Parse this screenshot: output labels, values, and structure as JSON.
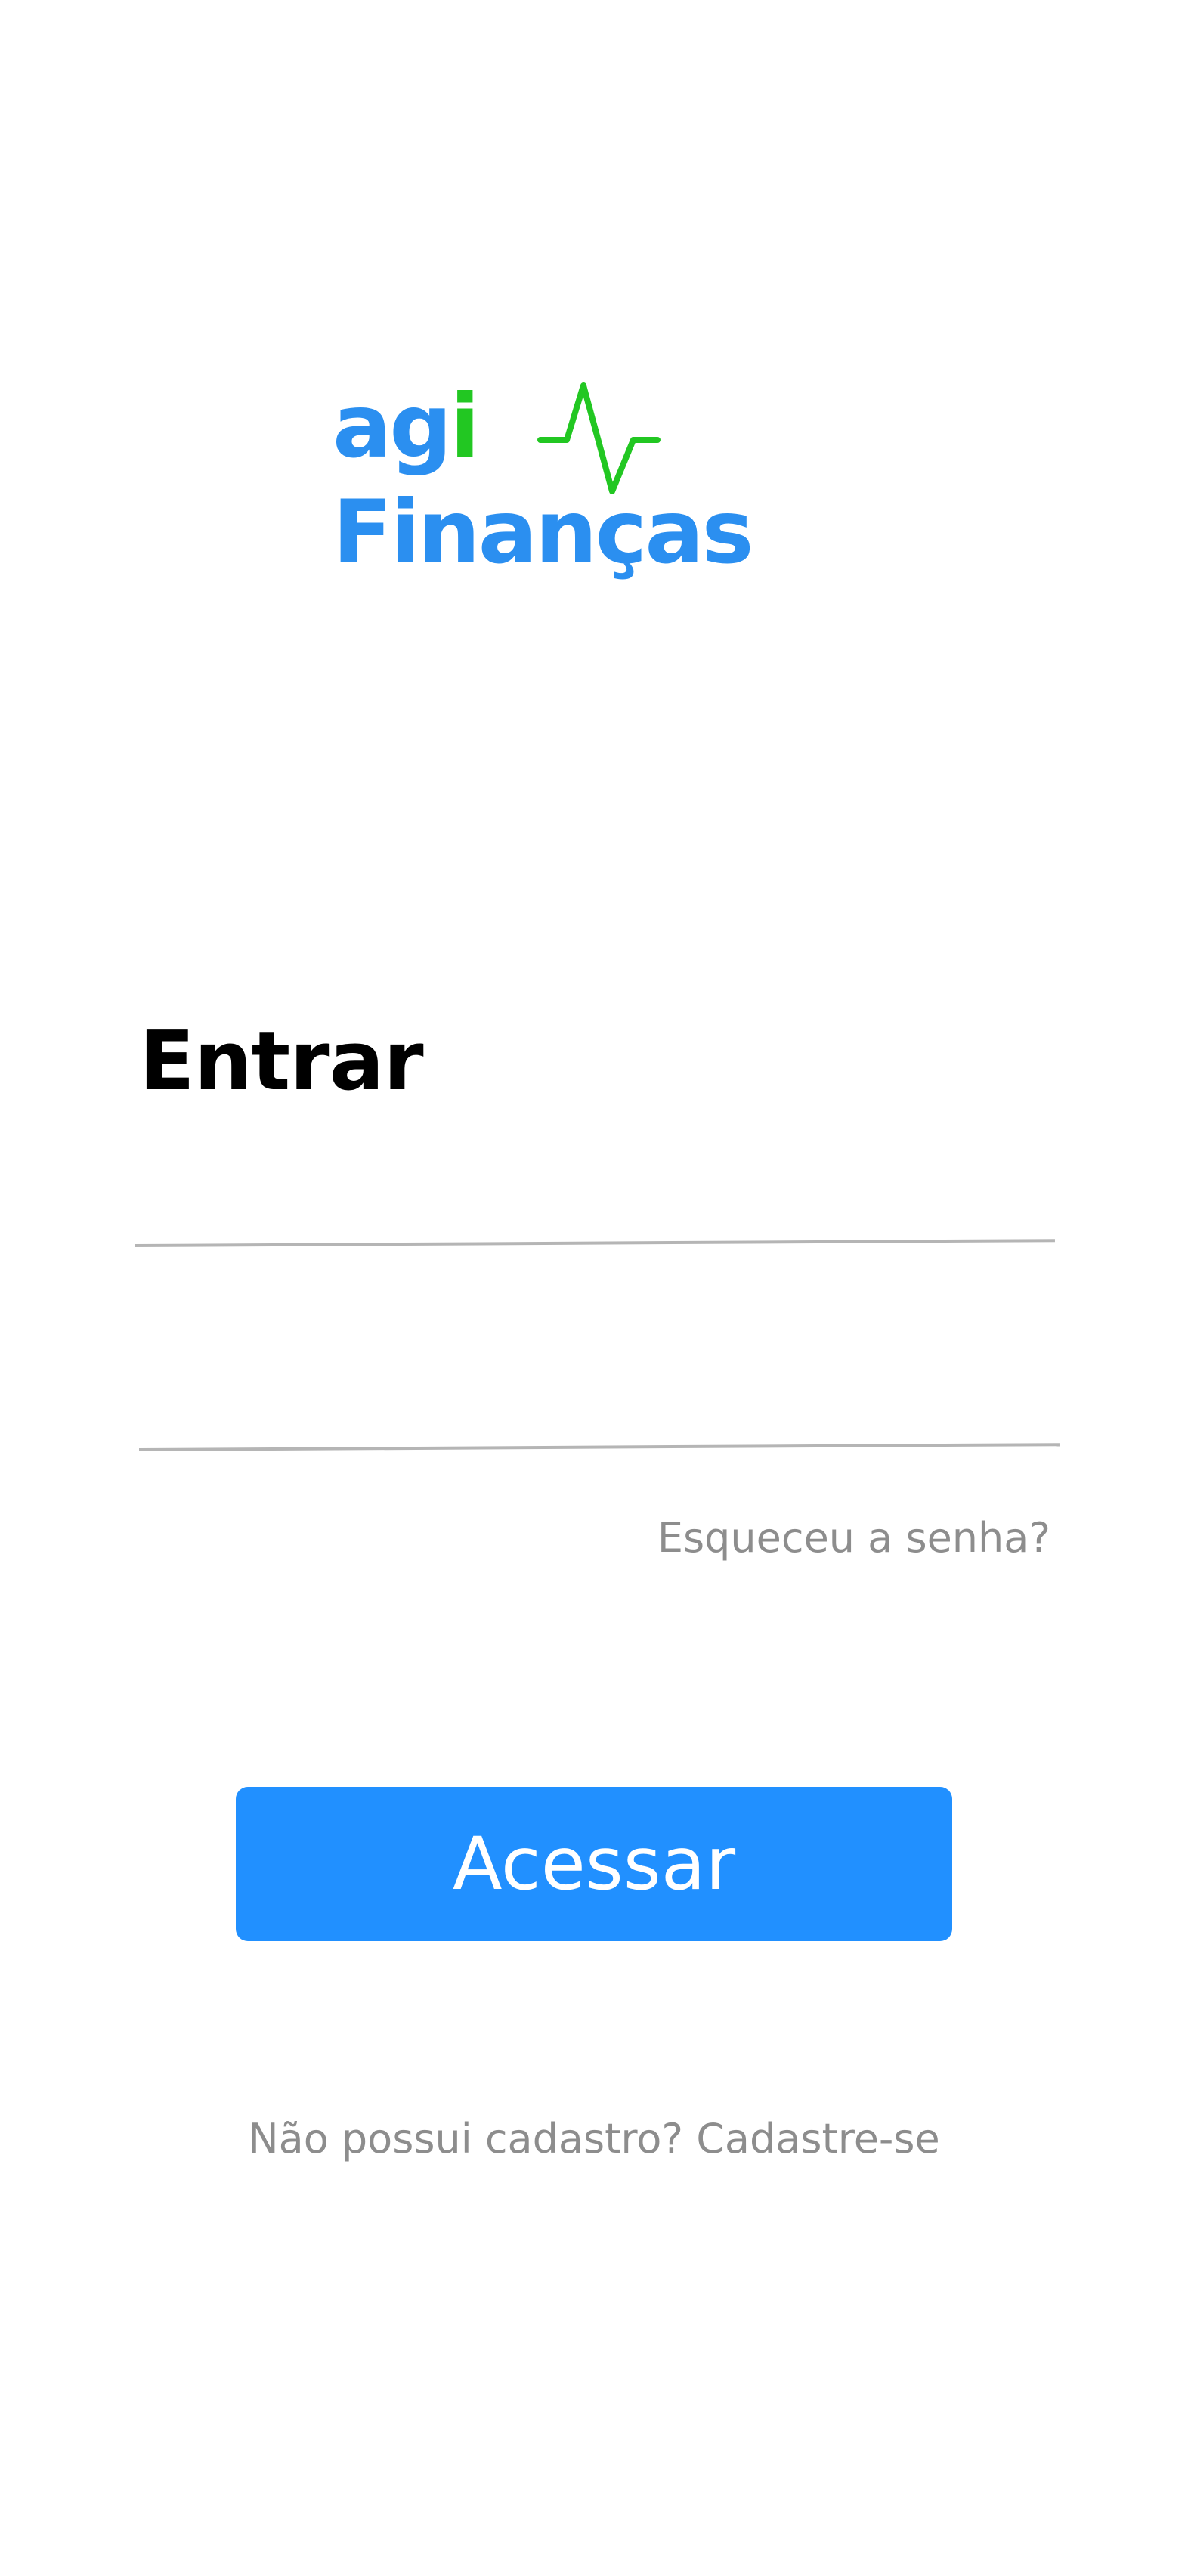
{
  "logo": {
    "brand_prefix": "ag",
    "brand_i": "i",
    "brand_name": "Finanças",
    "icon": "pulse-icon",
    "colors": {
      "primary": "#2b8ff0",
      "accent": "#22c722"
    }
  },
  "login": {
    "title": "Entrar",
    "username_placeholder": "",
    "password_placeholder": "",
    "forgot_password_label": "Esqueceu a senha?",
    "submit_label": "Acessar",
    "signup_prompt": "Não possui cadastro?",
    "signup_link": "Cadastre-se"
  },
  "colors": {
    "button": "#2190ff",
    "muted_text": "#8d8d8d",
    "field_line": "#b5b5b5"
  }
}
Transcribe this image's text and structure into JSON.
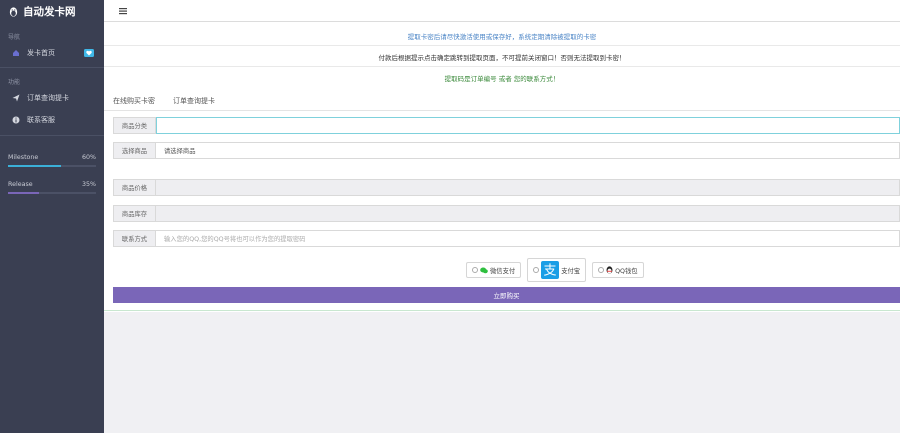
{
  "brand": {
    "title": "自动发卡网",
    "icon": "penguin-icon"
  },
  "sidebar": {
    "section_main": "导航",
    "main_items": [
      {
        "label": "发卡首页",
        "icon": "home-icon"
      }
    ],
    "section_func": "功能",
    "func_items": [
      {
        "label": "订单查询提卡",
        "icon": "send-icon"
      },
      {
        "label": "联系客服",
        "icon": "info-icon"
      }
    ],
    "progress": [
      {
        "label": "Milestone",
        "value_text": "60%",
        "value": 0.6,
        "color": "#3bb0d8"
      },
      {
        "label": "Release",
        "value_text": "35%",
        "value": 0.35,
        "color": "#7a66b8"
      }
    ]
  },
  "topbar": {
    "menu_icon": "menu-icon"
  },
  "notices": [
    {
      "text": "提取卡密后请尽快激活使用或保存好，系统定期清除被提取的卡密",
      "color": "#4a84c6"
    },
    {
      "text": "付款后根据提示点击确定跳转到提取页面，不可提前关闭窗口！否则无法提取到卡密！",
      "color": "#333333"
    },
    {
      "text": "提取码是订单编号 或者 您的联系方式！",
      "color": "#3b8a3b"
    }
  ],
  "tabs": [
    {
      "label": "在线购买卡密"
    },
    {
      "label": "订单查询提卡"
    }
  ],
  "form": {
    "category_label": "商品分类",
    "category_value": "",
    "product_label": "选择商品",
    "product_value": "请选择商品",
    "price_label": "商品价格",
    "price_value": "",
    "stock_label": "商品库存",
    "stock_value": "",
    "contact_label": "联系方式",
    "contact_placeholder": "输入您的QQ,您的QQ号将也可以作为您的提取密码"
  },
  "payments": [
    {
      "label": "微信支付",
      "icon": "wechat-icon"
    },
    {
      "label": "支付宝",
      "icon": "alipay-icon"
    },
    {
      "label": "QQ钱包",
      "icon": "qq-wallet-icon"
    }
  ],
  "buy_label": "立即购买",
  "colors": {
    "sidebar_bg": "#3a3f52",
    "accent_purple": "#7a66b8",
    "accent_cyan": "#3bb0d8"
  }
}
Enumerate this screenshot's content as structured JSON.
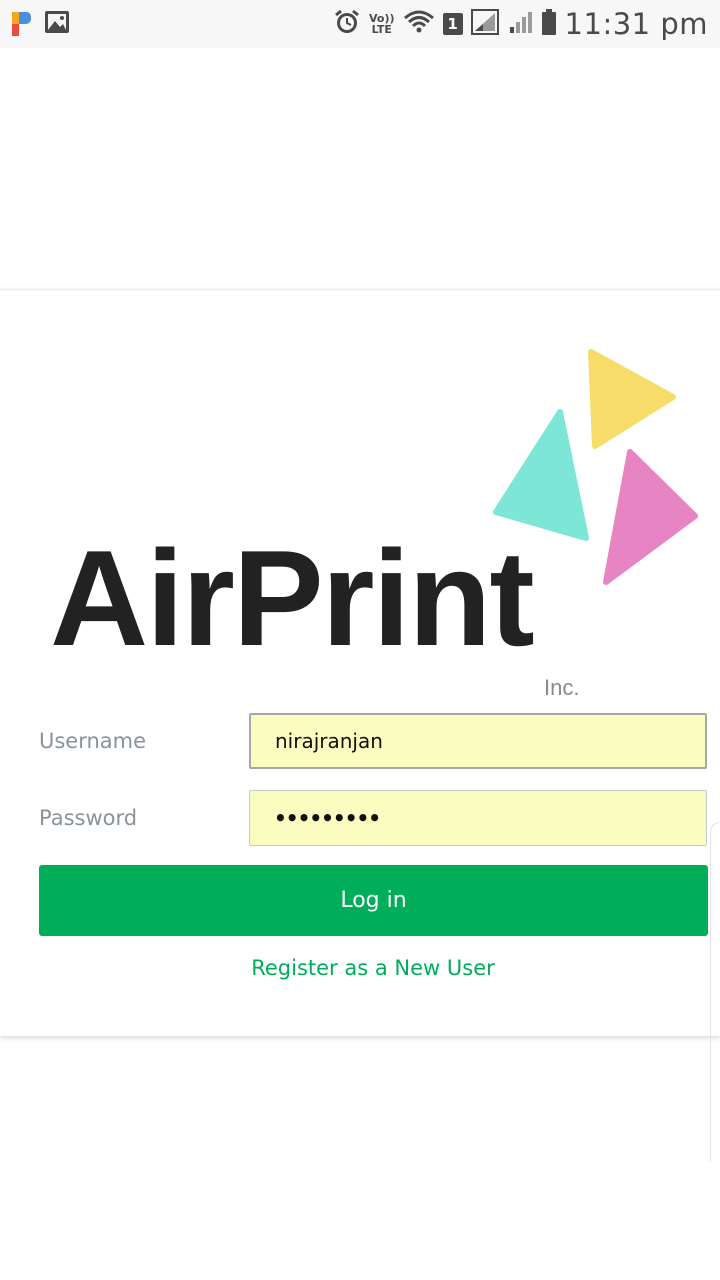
{
  "status_bar": {
    "volte_top": "Vo))",
    "volte_bottom": "LTE",
    "sim_number": "1",
    "time": "11:31 pm",
    "icons": [
      "app-icon",
      "gallery-icon",
      "alarm-icon",
      "volte-icon",
      "wifi-icon",
      "sim-icon",
      "signal-icon",
      "signal-weak-icon",
      "battery-icon"
    ]
  },
  "logo": {
    "text": "AirPrint",
    "suffix": "Inc.",
    "colors": {
      "yellow": "#f7dc6a",
      "teal": "#7de6d7",
      "pink": "#e784c4",
      "text": "#222222"
    }
  },
  "form": {
    "username_label": "Username",
    "username_value": "nirajranjan",
    "password_label": "Password",
    "password_value": "•••••••••",
    "login_label": "Log in",
    "register_label": "Register as a New User"
  },
  "colors": {
    "accent": "#00ae5a",
    "input_bg": "#fafcc0"
  }
}
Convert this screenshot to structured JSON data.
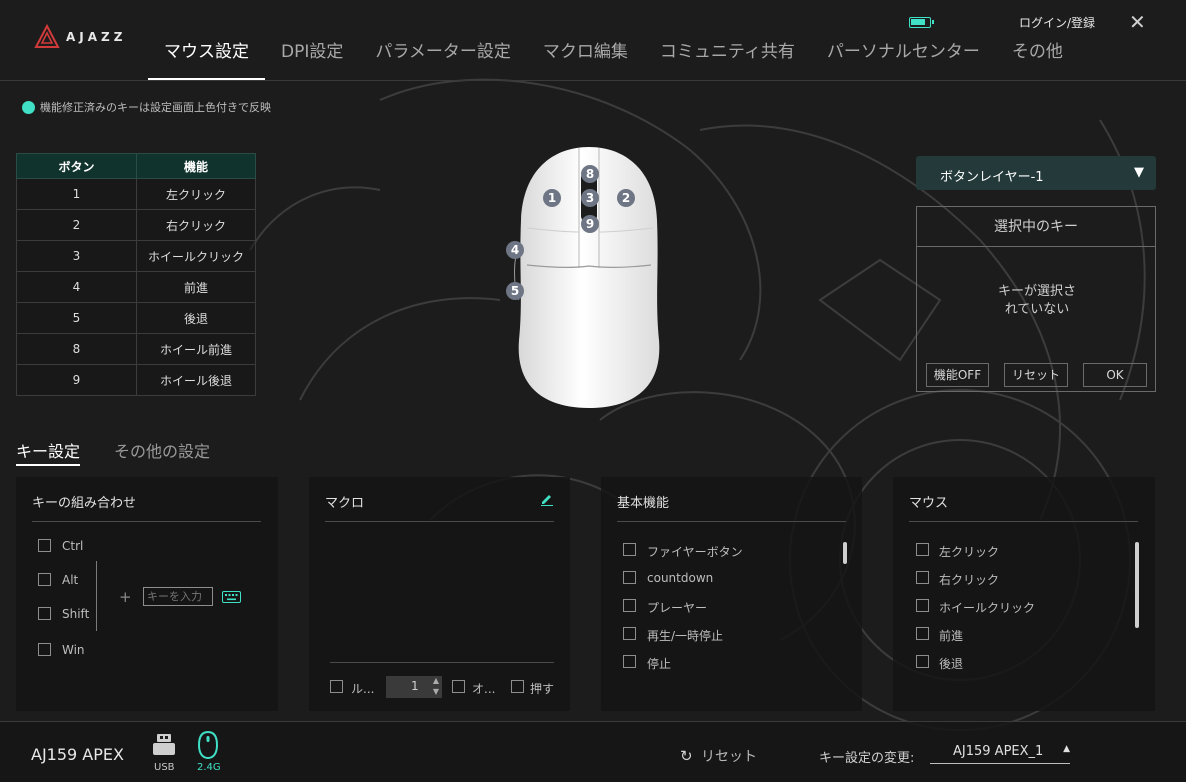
{
  "brand": {
    "logo_text": "AJAZZ"
  },
  "nav": {
    "tabs": [
      {
        "label": "マウス設定",
        "active": true
      },
      {
        "label": "DPI設定"
      },
      {
        "label": "パラメーター設定"
      },
      {
        "label": "マクロ編集"
      },
      {
        "label": "コミュニティ共有"
      },
      {
        "label": "パーソナルセンター"
      },
      {
        "label": "その他"
      }
    ]
  },
  "topbar": {
    "login": "ログイン/登録",
    "battery_level": 0.85,
    "accent": "#3fe0c5"
  },
  "notice": "機能修正済みのキーは設定画面上色付きで反映",
  "button_table": {
    "headers": [
      "ボタン",
      "機能"
    ],
    "rows": [
      [
        "1",
        "左クリック"
      ],
      [
        "2",
        "右クリック"
      ],
      [
        "3",
        "ホイールクリック"
      ],
      [
        "4",
        "前進"
      ],
      [
        "5",
        "後退"
      ],
      [
        "8",
        "ホイール前進"
      ],
      [
        "9",
        "ホイール後退"
      ]
    ]
  },
  "mouse_markers": [
    "8",
    "1",
    "3",
    "2",
    "9",
    "4",
    "5"
  ],
  "layer": {
    "selected": "ボタンレイヤー-1",
    "arrow": "▼"
  },
  "selected_key": {
    "title": "選択中のキー",
    "empty_line1": "キーが選択さ",
    "empty_line2": "れていない",
    "btn_off": "機能OFF",
    "btn_reset": "リセット",
    "btn_ok": "OK"
  },
  "subtabs": {
    "key": "キー設定",
    "other": "その他の設定"
  },
  "combo": {
    "title": "キーの組み合わせ",
    "modifiers": [
      "Ctrl",
      "Alt",
      "Shift",
      "Win"
    ],
    "plus": "+",
    "input_placeholder": "キーを入力"
  },
  "macro": {
    "title": "マクロ",
    "loop_label": "ル...",
    "count": "1",
    "other_label": "オ...",
    "press_label": "押す"
  },
  "basic": {
    "title": "基本機能",
    "items": [
      "ファイヤーボタン",
      "countdown",
      "プレーヤー",
      "再生/一時停止",
      "停止"
    ]
  },
  "mouse_funcs": {
    "title": "マウス",
    "items": [
      "左クリック",
      "右クリック",
      "ホイールクリック",
      "前進",
      "後退"
    ]
  },
  "footer": {
    "device": "AJ159 APEX",
    "usb": "USB",
    "wireless": "2.4G",
    "reset": "リセット",
    "profile_label": "キー設定の変更:",
    "profile_value": "AJ159 APEX_1"
  }
}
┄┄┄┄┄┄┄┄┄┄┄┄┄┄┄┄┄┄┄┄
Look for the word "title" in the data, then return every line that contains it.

    "title": "Entrar",
    "title": "自动发卡网",
    "title": "選択中のキー",
    "title": "キーの組み合わせ",
    "title": "マクロ",
    "title": "基本機能",
    "title": "マウス",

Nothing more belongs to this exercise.